Over the years, Brauer has simplified his jig size choice and leaned towards heavier jigs. "I used to use a lot of 3/8-ounce but don't carry them in the boat as much anymore," he said. "It all depends on where you are fishing. Here on Lake Amistad, there's a lot of deep water and hydrilla, and the ¾-ounce is perfect. Overall, ½-ounce would be the most versatile size to cover all situations nationwide."

6. Trailer Thoughts

After selecting the right jig, Brauer says that what you add to the back of it can pay big dividends in how your jig acts, but he's primarily concerned about the profile of the jig and trailer combo.

"My favorite overall is a Strike King Rage Chunk because it makes the jig nice and compact," he said. "I used to shy away from using something like that in colder water because it has a pretty aggressive action, but I've learned that it works well year-round. The other trailer I like is the Strike King Rage Menace Grub when the fish are finicky, and I need to downsize some."

7. Jedi Jig Mods

Brauer will always make a few modifications before tying them on when he opens a new jig.

"I'll always check the line tie on the jig to make sure there's no paint residue that could affect your knot or possibly damage your line," he said. "I also trim the skirt so it's even with the back of the hook.
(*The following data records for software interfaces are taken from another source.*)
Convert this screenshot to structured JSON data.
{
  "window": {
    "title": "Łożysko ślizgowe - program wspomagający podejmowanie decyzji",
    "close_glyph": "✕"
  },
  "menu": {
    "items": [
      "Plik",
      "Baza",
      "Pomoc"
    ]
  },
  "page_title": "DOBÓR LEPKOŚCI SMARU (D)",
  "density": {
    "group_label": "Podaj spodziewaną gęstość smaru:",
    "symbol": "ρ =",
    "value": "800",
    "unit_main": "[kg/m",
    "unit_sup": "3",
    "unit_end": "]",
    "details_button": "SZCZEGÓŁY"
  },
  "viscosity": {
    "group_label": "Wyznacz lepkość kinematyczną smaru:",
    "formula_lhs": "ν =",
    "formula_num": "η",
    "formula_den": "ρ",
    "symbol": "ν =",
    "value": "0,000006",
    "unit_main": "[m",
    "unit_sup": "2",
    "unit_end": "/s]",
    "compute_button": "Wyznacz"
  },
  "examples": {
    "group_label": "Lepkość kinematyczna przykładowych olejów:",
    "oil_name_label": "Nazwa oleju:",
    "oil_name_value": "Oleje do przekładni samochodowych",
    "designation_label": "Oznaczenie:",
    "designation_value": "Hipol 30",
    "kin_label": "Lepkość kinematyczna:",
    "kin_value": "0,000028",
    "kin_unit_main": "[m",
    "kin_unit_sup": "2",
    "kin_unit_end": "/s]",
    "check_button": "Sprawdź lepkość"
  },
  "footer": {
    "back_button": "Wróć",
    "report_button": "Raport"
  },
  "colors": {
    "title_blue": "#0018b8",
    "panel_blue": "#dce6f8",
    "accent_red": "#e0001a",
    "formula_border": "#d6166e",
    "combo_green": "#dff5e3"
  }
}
The last thing I will do is to make sure that the skirt is exactly the way I like it, with the highlight color of the skirt on the bottom. For example, if I use black and blue, I always want the blue material on the bottom of the jig."
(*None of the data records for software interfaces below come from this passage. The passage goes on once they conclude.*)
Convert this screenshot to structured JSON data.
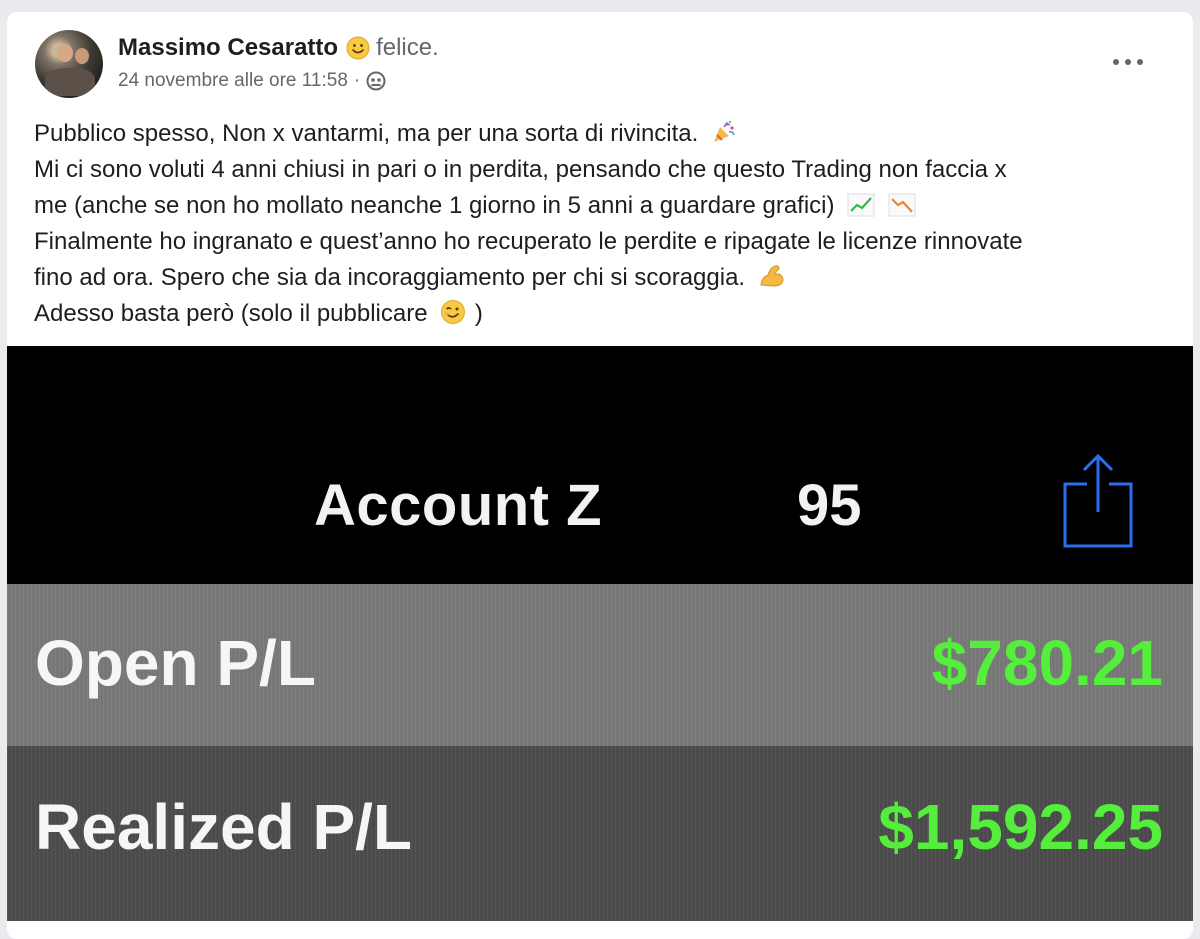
{
  "post": {
    "author": "Massimo Cesaratto",
    "feeling": "felice.",
    "timestamp": "24 novembre alle ore 11:58",
    "separator": "·",
    "privacy_icon": "friends-icon",
    "more_icon": "more-options-icon",
    "lines": [
      "Pubblico spesso, Non x vantarmi, ma per una sorta di rivincita.",
      "Mi ci sono voluti 4 anni chiusi in pari o in perdita, pensando che questo Trading non faccia x",
      "me (anche se non ho mollato neanche 1 giorno in 5 anni a guardare grafici)",
      "Finalmente ho ingranato e quest’anno ho recuperato le perdite e ripagate le licenze rinnovate",
      "fino ad ora. Spero che sia da incoraggiamento per chi si scoraggia.",
      "Adesso basta però (solo il pubblicare",
      ")"
    ]
  },
  "screenshot": {
    "account_prefix": "Account Z",
    "account_suffix": "95",
    "share_icon": "share-icon",
    "rows": [
      {
        "label": "Open P/L",
        "value": "$780.21"
      },
      {
        "label": "Realized P/L",
        "value": "$1,592.25"
      }
    ],
    "colors": {
      "value_green": "#55ee3c",
      "share_blue": "#2a6ff0"
    }
  }
}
8. Color Thoughts

Jigs come in many color options, but Brauer keeps things simple with a handful he uses for all seasons. None of them are surprising as they are favorites for bass anglers everywhere.

"Green pumpkin is always going to be a big part of my fishing, especially in cleaner water," Brauer said. "I like black and blue for dirty water, but it's also excellent for clear lakes in low-light conditions and on cloudy days. One more I'll mix in is a shad pattern during the summer and fall."
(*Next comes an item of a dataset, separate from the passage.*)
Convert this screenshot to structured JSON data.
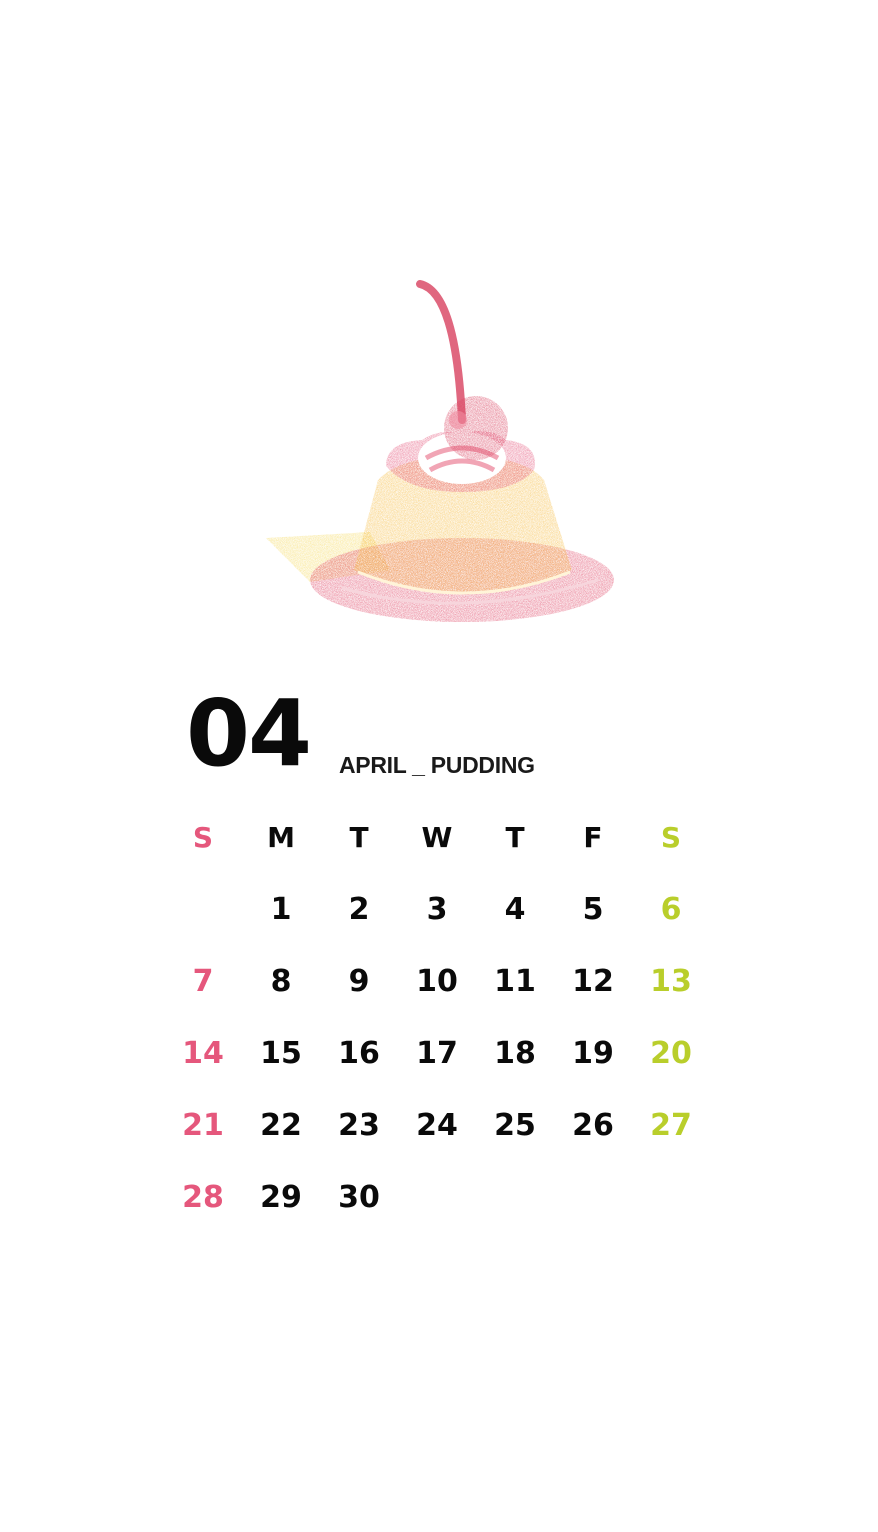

9. Jighead Styles

Jigs come in various designs and have become much more specialized over the years for specific techniques. Brauer designed a jig for Strike King called the Structure Jig because it can do multiple things.

"Football jigs are great because they have such a great feel for rock and gravel on the bottom, but they are not good around wood and grass," he said. "A swim jig is excellent for coming through cover and horizontal movement, but it's not great on the bottom. The Structure Jig is a cobra head that is a combination of both and can be fished many different ways."

10. Where to Fish a Jig

A jig is so effective and popular that it can be fished anywhere and in all seasons. The jig master, Brauer, finds an appropriate place for every month of the year.

"There are so many places where a jig works, and you also have to keep an open mind, but there are some high-percentage times for each season," he said. "In the winter, I focus on rocky, 45-degree banks and channel swings with bluff walls. In spring, you can fish them around isolated trees, flooded bushes and boat docks, which are in play in any month and on any lake."

Brauer tends to fish deeper when the water heats up in the summer months. "I fish ledges a bunch with a jig, and this is a time when vertical fall becomes crucial for getting bites," he shared. "I fish a lot of the same places in the fall, but will also focus on the flats as the bass start to chase shad."

It's likely that Denny Brauer has caught more bass on a jig than most living people and has refined his approach over the years, along with the advancements in fishing gear. His approach to fishing one is straightforward and designed to get the most out of these lures in every season.

Seaguar Tatsu Fluorocarbon mainline is available from 4 to 25-lb test on 200- and 1,000-yard spools.